# ABOUT THIS EXERCISE
Restate all of the entries verbatim.

##### DATA FOR ANALYSIS

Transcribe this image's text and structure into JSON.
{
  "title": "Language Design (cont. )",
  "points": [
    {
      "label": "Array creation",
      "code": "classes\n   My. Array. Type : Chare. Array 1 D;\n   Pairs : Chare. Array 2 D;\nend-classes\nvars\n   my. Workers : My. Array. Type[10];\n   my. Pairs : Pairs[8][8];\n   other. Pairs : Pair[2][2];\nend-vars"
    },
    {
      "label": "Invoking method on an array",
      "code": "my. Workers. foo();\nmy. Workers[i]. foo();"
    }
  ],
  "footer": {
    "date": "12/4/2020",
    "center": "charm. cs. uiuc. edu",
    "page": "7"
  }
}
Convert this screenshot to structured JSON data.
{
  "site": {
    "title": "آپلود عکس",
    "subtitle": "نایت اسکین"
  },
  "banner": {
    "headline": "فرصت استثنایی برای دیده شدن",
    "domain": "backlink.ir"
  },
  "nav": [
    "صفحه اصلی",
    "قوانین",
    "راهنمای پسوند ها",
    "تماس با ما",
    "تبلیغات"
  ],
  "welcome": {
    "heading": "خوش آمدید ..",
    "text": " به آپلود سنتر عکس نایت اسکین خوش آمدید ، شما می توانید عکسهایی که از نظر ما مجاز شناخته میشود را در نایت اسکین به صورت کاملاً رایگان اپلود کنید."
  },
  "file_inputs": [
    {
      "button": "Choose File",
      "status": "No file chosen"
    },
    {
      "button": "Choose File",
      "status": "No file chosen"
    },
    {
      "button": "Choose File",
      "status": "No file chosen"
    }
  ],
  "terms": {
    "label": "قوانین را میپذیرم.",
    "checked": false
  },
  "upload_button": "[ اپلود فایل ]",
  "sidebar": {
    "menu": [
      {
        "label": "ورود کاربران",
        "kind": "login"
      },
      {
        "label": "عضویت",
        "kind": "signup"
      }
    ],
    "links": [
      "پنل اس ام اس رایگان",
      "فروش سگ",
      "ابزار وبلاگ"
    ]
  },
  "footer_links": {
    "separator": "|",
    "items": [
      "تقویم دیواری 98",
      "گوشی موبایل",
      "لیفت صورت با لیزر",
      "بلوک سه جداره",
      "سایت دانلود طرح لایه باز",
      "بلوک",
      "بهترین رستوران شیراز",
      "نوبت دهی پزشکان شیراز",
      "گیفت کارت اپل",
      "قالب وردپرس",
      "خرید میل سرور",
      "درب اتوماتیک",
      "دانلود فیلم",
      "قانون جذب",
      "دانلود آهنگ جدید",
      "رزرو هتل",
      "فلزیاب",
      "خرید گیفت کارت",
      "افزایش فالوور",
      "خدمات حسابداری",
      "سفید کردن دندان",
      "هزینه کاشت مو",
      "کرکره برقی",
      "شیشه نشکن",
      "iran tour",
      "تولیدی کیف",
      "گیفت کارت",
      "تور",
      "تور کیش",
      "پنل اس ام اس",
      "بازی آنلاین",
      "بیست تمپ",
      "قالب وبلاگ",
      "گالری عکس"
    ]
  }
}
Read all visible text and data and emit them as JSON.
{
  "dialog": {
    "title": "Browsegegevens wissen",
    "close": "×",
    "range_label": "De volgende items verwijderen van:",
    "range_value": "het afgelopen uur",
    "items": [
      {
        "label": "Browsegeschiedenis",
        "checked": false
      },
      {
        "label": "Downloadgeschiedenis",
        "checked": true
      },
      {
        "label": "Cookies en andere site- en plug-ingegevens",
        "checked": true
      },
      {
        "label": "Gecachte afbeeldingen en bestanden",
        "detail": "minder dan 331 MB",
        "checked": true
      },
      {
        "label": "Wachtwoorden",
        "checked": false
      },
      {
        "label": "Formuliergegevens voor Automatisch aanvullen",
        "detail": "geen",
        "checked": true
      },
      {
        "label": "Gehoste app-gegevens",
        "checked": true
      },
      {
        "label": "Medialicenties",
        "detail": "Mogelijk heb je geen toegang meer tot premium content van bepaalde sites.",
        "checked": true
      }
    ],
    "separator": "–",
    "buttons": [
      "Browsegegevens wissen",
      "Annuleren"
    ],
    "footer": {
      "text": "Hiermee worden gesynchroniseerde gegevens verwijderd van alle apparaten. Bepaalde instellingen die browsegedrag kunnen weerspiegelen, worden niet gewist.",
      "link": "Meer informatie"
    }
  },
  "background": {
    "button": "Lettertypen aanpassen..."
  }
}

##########

# RESULT FOR THIS EXERCISE
Transcribe this image's text and structure into JSON.
{
  "title": "Language Design (cont. )",
  "points": [
    {
      "label": "Array creation",
      "code": "classes\n   My. Array. Type : Chare. Array 1 D;\n   Pairs : Chare. Array 2 D;\nend-classes\nvars\n   my. Workers : My. Array. Type[10];\n   my. Pairs : Pairs[8][8];\n   other. Pairs : Pair[2][2];\nend-vars"
    },
    {
      "label": "Invoking method on an array",
      "code": "my. Workers. foo();\nmy. Workers[i]. foo();"
    }
  ],
  "footer": {
    "date": "12/4/2020",
    "center": "charm. cs. uiuc. edu",
    "page": "7"
  }
}
Convert this screenshot to structured JSON data.
{
  "site": {
    "title": "آپلود عکس",
    "subtitle": "نایت اسکین"
  },
  "banner": {
    "headline": "فرصت استثنایی برای دیده شدن",
    "domain": "backlink.ir"
  },
  "nav": [
    "صفحه اصلی",
    "قوانین",
    "راهنمای پسوند ها",
    "تماس با ما",
    "تبلیغات"
  ],
  "welcome": {
    "heading": "خوش آمدید ..",
    "text": " به آپلود سنتر عکس نایت اسکین خوش آمدید ، شما می توانید عکسهایی که از نظر ما مجاز شناخته میشود را در نایت اسکین به صورت کاملاً رایگان اپلود کنید."
  },
  "file_inputs": [
    {
      "button": "Choose File",
      "status": "No file chosen"
    },
    {
      "button": "Choose File",
      "status": "No file chosen"
    },
    {
      "button": "Choose File",
      "status": "No file chosen"
    }
  ],
  "terms": {
    "label": "قوانین را میپذیرم.",
    "checked": false
  },
  "upload_button": "[ اپلود فایل ]",
  "sidebar": {
    "menu": [
      {
        "label": "ورود کاربران",
        "kind": "login"
      },
      {
        "label": "عضویت",
        "kind": "signup"
      }
    ],
    "links": [
      "پنل اس ام اس رایگان",
      "فروش سگ",
      "ابزار وبلاگ"
    ]
  },
  "footer_links": {
    "separator": "|",
    "items": [
      "تقویم دیواری 98",
      "گوشی موبایل",
      "لیفت صورت با لیزر",
      "بلوک سه جداره",
      "سایت دانلود طرح لایه باز",
      "بلوک",
      "بهترین رستوران شیراز",
      "نوبت دهی پزشکان شیراز",
      "گیفت کارت اپل",
      "قالب وردپرس",
      "خرید میل سرور",
      "درب اتوماتیک",
      "دانلود فیلم",
      "قانون جذب",
      "دانلود آهنگ جدید",
      "رزرو هتل",
      "فلزیاب",
      "خرید گیفت کارت",
      "افزایش فالوور",
      "خدمات حسابداری",
      "سفید کردن دندان",
      "هزینه کاشت مو",
      "کرکره برقی",
      "شیشه نشکن",
      "iran tour",
      "تولیدی کیف",
      "گیفت کارت",
      "تور",
      "تور کیش",
      "پنل اس ام اس",
      "بازی آنلاین",
      "بیست تمپ",
      "قالب وبلاگ",
      "گالری عکس"
    ]
  }
}
Read all visible text and data and emit them as JSON.
{
  "dialog": {
    "title": "Browsegegevens wissen",
    "close": "×",
    "range_label": "De volgende items verwijderen van:",
    "range_value": "het afgelopen uur",
    "items": [
      {
        "label": "Browsegeschiedenis",
        "checked": false
      },
      {
        "label": "Downloadgeschiedenis",
        "checked": true
      },
      {
        "label": "Cookies en andere site- en plug-ingegevens",
        "checked": true
      },
      {
        "label": "Gecachte afbeeldingen en bestanden",
        "detail": "minder dan 331 MB",
        "checked": true
      },
      {
        "label": "Wachtwoorden",
        "checked": false
      },
      {
        "label": "Formuliergegevens voor Automatisch aanvullen",
        "detail": "geen",
        "checked": true
      },
      {
        "label": "Gehoste app-gegevens",
        "checked": true
      },
      {
        "label": "Medialicenties",
        "detail": "Mogelijk heb je geen toegang meer tot premium content van bepaalde sites.",
        "checked": true
      }
    ],
    "separator": "–",
    "buttons": [
      "Browsegegevens wissen",
      "Annuleren"
    ],
    "footer": {
      "text": "Hiermee worden gesynchroniseerde gegevens verwijderd van alle apparaten. Bepaalde instellingen die browsegedrag kunnen weerspiegelen, worden niet gewist.",
      "link": "Meer informatie"
    }
  },
  "background": {
    "button": "Lettertypen aanpassen..."
  }
}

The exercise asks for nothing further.